rifle, let alone a battle rifle.
I also crack up his classifying the SKS as a rifle but the AK47 as an assault rifle. Is there any practical difference between these two weapons? Sure, the AK47 is fed via a detachable magazine. But that's about it. The two weapons are identical in power, have the same range, and fit the same tactical niche. I can't help but think he's ignorant of this, and he classifies the SKS as a battle rifle because it happens to "look" like a rifle. Note that every example he lists has a traditional rifle buttstock configuration instead of a pistol grip and a stock composed of wood instead of a synthetic. I don't think this is a coincidence. If I were to ask him to fit the G3 into his system of classification, I can't help but think he would pull a Jack and put the G3 into the "assault rifle" category even though it doesn't fit his own definition of an "assault rifle".
He also includes the M1 carbine into his definition of a battle rifle, right beside the Garand and the M14, which is basically a joke. The glaring difference in power and range make classifying these three weapons together in a single category ridiculous. Note that he classifies the M2 carbine as a submachinegun, which is equally hilarious.
I can't help but think he was fooled by the similar appearances of the M1 carbine, Garand, and M14, so he classified all three as "infantry rifles". Or, he may have put the M1 carbine into the "rifle" category because it didn't his "assault rifle" category, because the M1 carbine is not generally a select-fire weapon. Who knows with this guy. Anything is possible with him.

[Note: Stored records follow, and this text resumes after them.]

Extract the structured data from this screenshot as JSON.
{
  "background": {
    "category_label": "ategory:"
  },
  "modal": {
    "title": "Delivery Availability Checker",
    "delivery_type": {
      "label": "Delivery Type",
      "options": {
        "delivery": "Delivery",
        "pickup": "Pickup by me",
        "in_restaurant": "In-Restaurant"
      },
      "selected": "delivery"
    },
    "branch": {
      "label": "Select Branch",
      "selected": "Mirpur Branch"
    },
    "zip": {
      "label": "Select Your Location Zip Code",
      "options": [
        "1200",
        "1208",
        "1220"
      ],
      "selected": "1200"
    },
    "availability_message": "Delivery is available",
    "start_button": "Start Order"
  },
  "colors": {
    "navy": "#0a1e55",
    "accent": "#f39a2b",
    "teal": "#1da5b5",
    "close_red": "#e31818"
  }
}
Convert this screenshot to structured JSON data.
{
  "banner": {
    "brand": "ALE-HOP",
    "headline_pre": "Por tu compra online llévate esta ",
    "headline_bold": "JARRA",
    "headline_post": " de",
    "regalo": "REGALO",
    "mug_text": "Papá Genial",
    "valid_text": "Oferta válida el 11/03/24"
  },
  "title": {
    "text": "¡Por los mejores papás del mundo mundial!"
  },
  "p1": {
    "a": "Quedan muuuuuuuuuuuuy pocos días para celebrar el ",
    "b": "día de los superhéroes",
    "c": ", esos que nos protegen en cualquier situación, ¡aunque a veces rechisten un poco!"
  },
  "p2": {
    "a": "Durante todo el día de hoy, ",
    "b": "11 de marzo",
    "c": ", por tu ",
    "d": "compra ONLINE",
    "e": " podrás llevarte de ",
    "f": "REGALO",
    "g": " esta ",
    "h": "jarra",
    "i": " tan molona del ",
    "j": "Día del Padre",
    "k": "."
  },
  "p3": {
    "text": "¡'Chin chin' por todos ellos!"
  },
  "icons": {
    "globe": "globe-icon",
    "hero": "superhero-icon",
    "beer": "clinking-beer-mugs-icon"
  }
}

I agree that weapons classification is a difficult thing, but this guy isn't even close.